Now we need a setting for the great narratives of leadership and success. Silicon Valley as the hotbed of innovation leading the technological and digital revolution, provides us with that. Silicon Valley has come to epitomise the new American Dream of entrepreneurship. Thousands of startups throw themselves in the valley's shark tank with hopes of creating the new Google. And thousands fail. But people still hold on to the dream, because the stories of Jobs and Mark Zuckerberg show us that big ideas can come from individuals.
Behind the scenes, innovation makers fight to realise their projects and it often comes with a high price. Steve Jobs' experienced this first hand when his projects were often terminated by the company's board of directors due to the investors' concern about unnecessary financial spending. The long-term funding of an idea whose impact is difficult to gage at first, is a privilege that only a few big companies can afford.
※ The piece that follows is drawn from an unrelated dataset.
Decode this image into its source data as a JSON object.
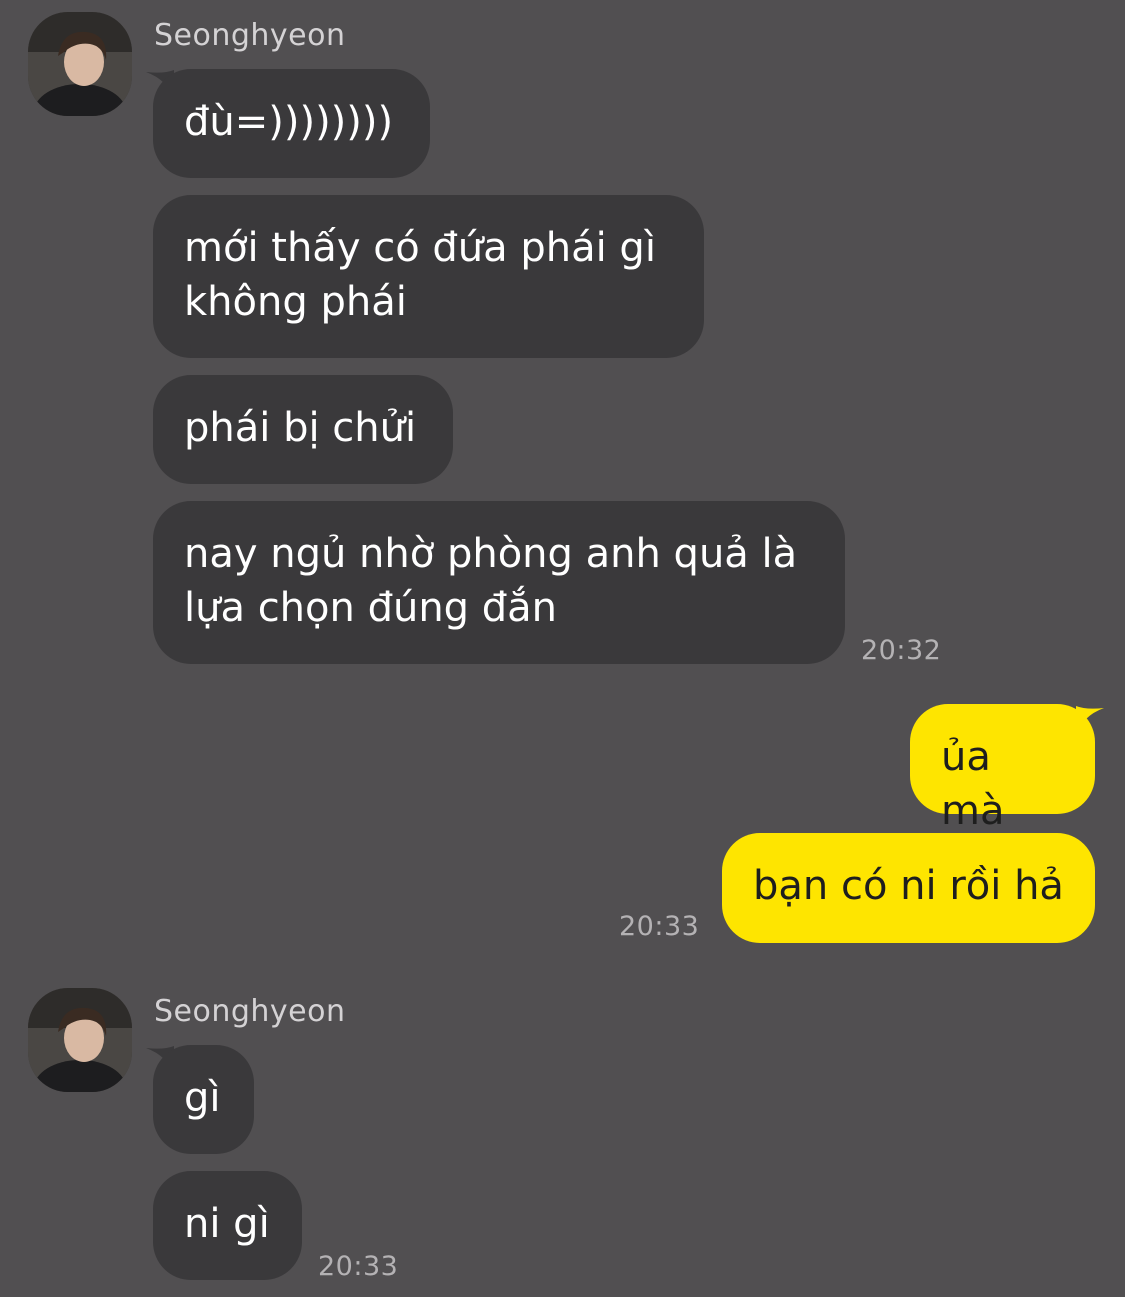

Technological revolution or stagnation?
So, we all think innovation is great. We love reading bios and watching films about it, we love discussing it in classrooms and MBAs, because we all know by now that the 21st century leader is one that innovates. But when we peel all the rhetoric away what are we truly left with? Are we innovating, technologically, scientifically and empirically? Or have we just constructed a sexy new language to talk about novices?
There are some pessimists that believe we may be overestimating our rate of innovation. Peter Thiel, the founder and CEO of Paypal, and one of the first Angel investors of Facebook, has written about the decline of science and technology in the past four decades. He believes one of the culprits is the state. In his influential 2011 essay "The End of the Future" he blames increased government regulation and the absence of investment in new frontiers of research. Thiel thinks that United States has become a risk-averse society, not investing in scientific research as it did for example during the Second World War and the Cold War for the obvious reasons of building offensive weapons.
Thiel and his colleagues at the Founders Fund, a Silicon Valley Venture Capital firm, describe the current VC scene thus: "We wanted flying cars, instead we got 140 characters." Thiel criticises the government for being caught up in leftist cultural politics in giving things like healthcare a priority.
If one can look past Thiel's libertarian and conservative approach, there may be some truth to his stagnation idea. As society moved from the industrial revolution to the digital revolution, the rate of growth slowed down considerably in the past decades. Tyler Cowen, in his book The Great Stagnation: How America Ate All the Low Hanging Fruit of Modern History, Got Sick and Will (Eventually) Feel Better also argues for a similar point. He claims that United States experienced fast growth in the past because of free land, rapid inventions due to the scientific progress of the 18th and 19th century, and education, something people didn't have access to earlier. Due to falling rates of innovation that growth has reached a plateau both in United States and other advanced economies.
In the end, are we living in truly innovative times, or are we sidetracked by Silicon Valley's entrepreneurial success stories? How can we, standing within our socio-historical context, actually measure progress without getting it confused with the rapid changes of the digital world? We may leave those questions to the economists and historians to tackle, but for now we sure are entertained by our innovation idols and there's no doubt that entrepreneurial success stories have become our preferred genre of entertainment as well as our cultural aspiration.
Zeynep Zileli Rabanea is a writer and analyst focused on culture, media and communications, currently based in Sao Paulo.
Source: Al Jazeera